A surprising rescuer of the Tuke assisted emigration scheme from the west of Ireland came from the London government. After the first group of 1,315 people had sailed from Galway for America on April 28 1882, the Tukes’ emigration fund was practically exhausted. Yet the demand for places grew each day. Now more than 6,000 applications, mainly from the Clifden area, but also from Belmullet, Newport and Oughterard, poured into the Clifden union where James Hack Tuke had his office. While poverty and famine remained endemic in the west of Ireland, people with spirit must have felt that the day-to-day grind was never ending. The threat of another Great Famine was very real. They wanted a new life.
This railway line was built under the auspices of the Congested Districts Board and was of enormous importance to the people of all of Connemara.
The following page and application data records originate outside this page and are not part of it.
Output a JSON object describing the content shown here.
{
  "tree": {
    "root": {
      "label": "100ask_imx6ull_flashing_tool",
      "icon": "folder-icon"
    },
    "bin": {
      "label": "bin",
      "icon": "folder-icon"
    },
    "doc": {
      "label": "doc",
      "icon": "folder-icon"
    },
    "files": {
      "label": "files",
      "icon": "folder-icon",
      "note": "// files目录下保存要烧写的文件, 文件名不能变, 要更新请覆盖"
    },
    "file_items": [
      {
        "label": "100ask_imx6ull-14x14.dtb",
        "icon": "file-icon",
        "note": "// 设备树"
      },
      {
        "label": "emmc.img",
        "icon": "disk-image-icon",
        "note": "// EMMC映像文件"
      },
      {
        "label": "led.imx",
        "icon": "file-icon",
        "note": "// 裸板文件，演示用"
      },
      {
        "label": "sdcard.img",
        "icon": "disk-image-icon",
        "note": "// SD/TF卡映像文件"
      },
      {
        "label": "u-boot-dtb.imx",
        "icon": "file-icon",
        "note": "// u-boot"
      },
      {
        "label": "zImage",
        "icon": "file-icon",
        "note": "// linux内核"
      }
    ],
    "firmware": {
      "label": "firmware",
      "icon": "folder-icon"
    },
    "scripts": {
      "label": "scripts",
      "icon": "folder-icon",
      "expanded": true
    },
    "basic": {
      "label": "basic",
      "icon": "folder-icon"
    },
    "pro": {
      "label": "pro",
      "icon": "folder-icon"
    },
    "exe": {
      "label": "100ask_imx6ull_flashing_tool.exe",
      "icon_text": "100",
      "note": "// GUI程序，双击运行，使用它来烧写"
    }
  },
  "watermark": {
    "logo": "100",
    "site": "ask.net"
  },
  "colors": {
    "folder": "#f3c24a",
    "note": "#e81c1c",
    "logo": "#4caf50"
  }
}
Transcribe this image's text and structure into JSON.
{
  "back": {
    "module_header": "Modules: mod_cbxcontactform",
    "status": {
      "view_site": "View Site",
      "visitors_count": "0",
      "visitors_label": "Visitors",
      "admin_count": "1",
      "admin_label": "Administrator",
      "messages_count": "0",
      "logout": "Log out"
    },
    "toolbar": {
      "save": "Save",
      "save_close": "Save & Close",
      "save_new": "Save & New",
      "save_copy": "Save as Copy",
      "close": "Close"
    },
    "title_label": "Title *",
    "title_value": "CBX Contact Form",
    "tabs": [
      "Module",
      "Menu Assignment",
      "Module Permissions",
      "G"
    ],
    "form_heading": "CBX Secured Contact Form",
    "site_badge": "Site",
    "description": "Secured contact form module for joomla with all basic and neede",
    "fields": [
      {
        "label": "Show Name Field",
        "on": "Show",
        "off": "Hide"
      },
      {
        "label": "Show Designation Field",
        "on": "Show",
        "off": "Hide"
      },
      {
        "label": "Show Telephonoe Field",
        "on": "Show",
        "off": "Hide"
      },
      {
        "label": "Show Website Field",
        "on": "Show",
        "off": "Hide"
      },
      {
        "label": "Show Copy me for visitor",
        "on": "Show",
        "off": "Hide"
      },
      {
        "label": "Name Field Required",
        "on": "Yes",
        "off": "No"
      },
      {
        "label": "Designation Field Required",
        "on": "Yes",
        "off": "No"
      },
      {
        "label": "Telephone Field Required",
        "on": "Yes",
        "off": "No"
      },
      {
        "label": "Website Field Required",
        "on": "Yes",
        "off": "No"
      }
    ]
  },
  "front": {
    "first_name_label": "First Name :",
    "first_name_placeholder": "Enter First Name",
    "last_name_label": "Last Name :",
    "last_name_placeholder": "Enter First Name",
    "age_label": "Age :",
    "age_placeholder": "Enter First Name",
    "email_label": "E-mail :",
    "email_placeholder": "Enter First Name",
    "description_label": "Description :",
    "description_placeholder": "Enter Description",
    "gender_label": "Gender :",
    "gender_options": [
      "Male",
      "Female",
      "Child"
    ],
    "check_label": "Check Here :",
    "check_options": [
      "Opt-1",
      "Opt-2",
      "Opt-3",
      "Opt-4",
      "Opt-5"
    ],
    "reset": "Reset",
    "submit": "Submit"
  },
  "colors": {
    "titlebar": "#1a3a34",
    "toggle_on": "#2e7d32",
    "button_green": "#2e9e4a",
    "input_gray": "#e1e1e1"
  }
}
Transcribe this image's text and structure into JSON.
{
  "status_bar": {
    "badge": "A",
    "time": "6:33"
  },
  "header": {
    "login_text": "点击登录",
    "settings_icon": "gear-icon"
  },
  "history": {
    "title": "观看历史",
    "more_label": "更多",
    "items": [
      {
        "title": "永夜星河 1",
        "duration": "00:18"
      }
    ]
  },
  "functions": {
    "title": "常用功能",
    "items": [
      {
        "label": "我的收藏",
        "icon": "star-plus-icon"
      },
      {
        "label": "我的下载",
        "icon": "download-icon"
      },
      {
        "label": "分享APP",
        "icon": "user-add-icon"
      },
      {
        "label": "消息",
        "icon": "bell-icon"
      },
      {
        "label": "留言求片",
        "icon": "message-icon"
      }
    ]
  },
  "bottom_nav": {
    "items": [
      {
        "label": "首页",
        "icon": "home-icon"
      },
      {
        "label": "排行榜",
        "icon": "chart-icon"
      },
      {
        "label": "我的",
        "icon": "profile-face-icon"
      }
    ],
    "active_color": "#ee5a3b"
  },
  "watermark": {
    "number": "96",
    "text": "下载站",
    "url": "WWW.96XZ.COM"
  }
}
It was a great feat of engineering from the point of departure westwards from Galway station with the necessary building of bridges and tunnels by Bohermore and across the Corrib itself.
The working boats which could be seen in Galway in the 19th century will be the subject of a public lecture this weekend.
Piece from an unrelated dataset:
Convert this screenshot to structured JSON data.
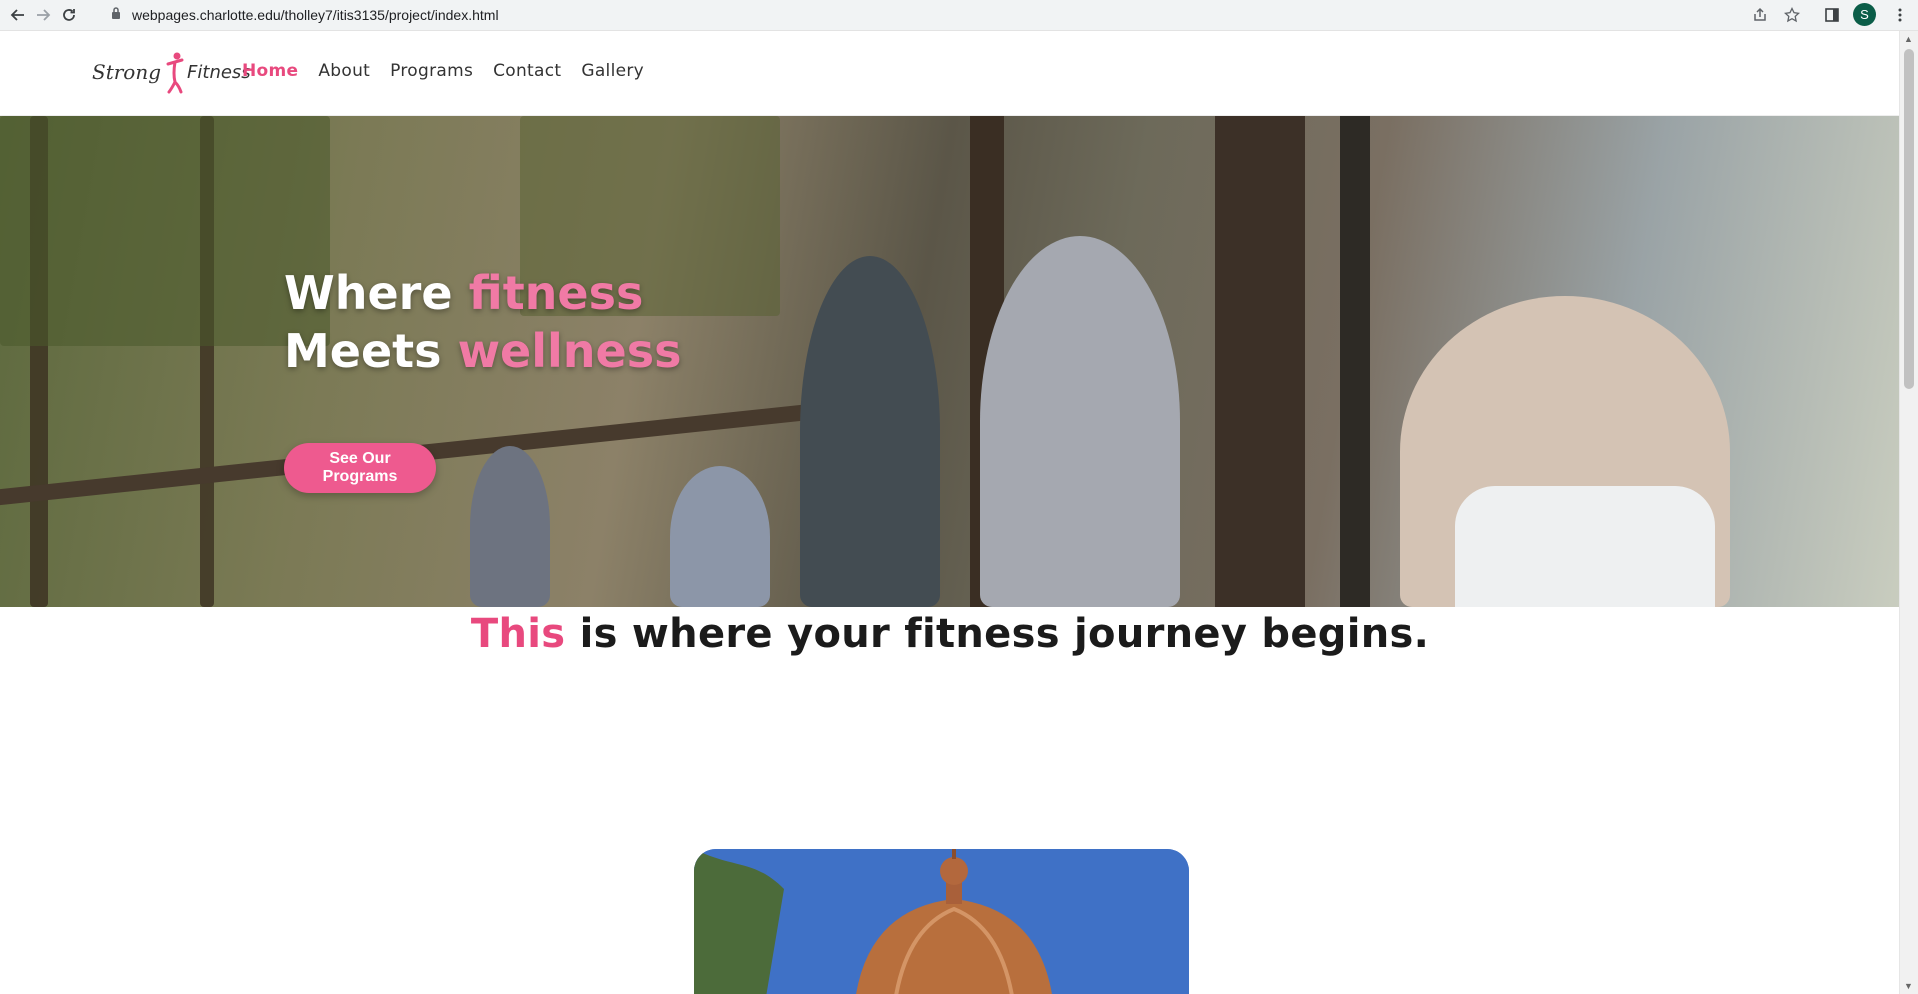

The first rowing club to be set up on the river was Corrib Rowing and Yachting Club, and shortly afterwards the Commercial Club was founded. The inauguration of yet another club in 1882, The Royal Galway Yacht Club, provided further competition in rowing and yachting. It contributed to regattas locally by fielding crews, being included on committees, and other rowing activities, and it seems to have had a very strong yachting section.
The years 1891 to 1923 were among the most important in Irish history, featuring the events that would lead to independence, partition, and the civil war.
This photograph of the quayside in the Claddagh is one of the remarkable images in a book entitled Jane W Shackleton’s Ireland compiled by Christiaan Corlett and published by Collins Press. Jane Shackleton was given a camera and she went around Ireland with it between 1891 and 1906. She built up a remarkable collection, some of which are included in this delightful book.
Apart from the profound influence that teachers had on their young students at Crumlin National School, Ballyglunin, Co Galway, the passing trains on the old Claremorris-Limerick line told them all the time of day, and the seasons of the year. The old school was located practically under the railway bridge. The train passed only yards from the classrooms. “We would wave out at the trains passing....” recalls Phil Forde, who stared school there when she was three years old in 1935. “There would be extra trains during the beet campaign. The beet would all go to the station in the horse and cart, and there would be about 20 wagons after the steam engine.”